*** Data provided Section Begins ***
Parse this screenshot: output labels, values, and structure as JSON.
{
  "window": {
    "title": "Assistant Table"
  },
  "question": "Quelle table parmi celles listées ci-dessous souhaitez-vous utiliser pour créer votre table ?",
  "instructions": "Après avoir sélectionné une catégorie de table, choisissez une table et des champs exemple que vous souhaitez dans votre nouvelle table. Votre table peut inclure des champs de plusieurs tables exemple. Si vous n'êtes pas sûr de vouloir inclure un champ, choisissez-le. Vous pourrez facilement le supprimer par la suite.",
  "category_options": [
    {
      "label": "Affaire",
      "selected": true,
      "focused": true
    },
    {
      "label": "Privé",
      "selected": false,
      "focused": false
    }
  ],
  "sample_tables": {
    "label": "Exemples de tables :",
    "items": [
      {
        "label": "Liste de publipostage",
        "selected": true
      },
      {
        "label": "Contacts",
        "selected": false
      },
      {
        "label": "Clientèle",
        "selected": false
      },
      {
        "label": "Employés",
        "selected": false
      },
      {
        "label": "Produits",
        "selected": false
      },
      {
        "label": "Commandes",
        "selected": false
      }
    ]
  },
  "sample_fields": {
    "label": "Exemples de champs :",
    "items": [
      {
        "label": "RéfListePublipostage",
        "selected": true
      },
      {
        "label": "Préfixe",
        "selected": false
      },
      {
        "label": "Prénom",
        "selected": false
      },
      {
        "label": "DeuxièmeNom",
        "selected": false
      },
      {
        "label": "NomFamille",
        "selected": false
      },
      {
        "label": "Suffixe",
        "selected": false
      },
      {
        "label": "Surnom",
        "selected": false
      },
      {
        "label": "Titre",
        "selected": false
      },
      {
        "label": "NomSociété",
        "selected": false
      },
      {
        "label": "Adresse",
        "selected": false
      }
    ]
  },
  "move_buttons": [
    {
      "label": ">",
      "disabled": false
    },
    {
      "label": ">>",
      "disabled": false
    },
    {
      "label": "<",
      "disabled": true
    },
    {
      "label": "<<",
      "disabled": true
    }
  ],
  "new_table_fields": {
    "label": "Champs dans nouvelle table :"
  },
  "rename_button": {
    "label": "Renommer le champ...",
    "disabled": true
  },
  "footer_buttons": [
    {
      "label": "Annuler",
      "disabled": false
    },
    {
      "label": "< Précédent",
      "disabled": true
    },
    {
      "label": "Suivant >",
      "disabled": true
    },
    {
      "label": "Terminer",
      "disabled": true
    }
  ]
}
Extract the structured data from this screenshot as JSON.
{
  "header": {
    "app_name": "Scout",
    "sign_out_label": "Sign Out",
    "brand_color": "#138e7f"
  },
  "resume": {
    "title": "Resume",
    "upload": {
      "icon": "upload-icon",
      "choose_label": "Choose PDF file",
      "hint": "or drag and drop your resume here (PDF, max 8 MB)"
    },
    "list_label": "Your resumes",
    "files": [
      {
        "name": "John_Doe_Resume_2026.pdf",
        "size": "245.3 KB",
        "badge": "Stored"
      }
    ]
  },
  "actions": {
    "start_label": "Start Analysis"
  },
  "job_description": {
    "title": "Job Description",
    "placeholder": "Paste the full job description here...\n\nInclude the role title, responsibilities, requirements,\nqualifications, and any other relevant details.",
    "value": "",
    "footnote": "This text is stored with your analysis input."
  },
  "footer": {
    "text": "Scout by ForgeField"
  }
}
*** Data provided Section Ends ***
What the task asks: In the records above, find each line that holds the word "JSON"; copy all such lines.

Task result:
Parse this screenshot: output labels, values, and structure as JSON.
Extract the structured data from this screenshot as JSON.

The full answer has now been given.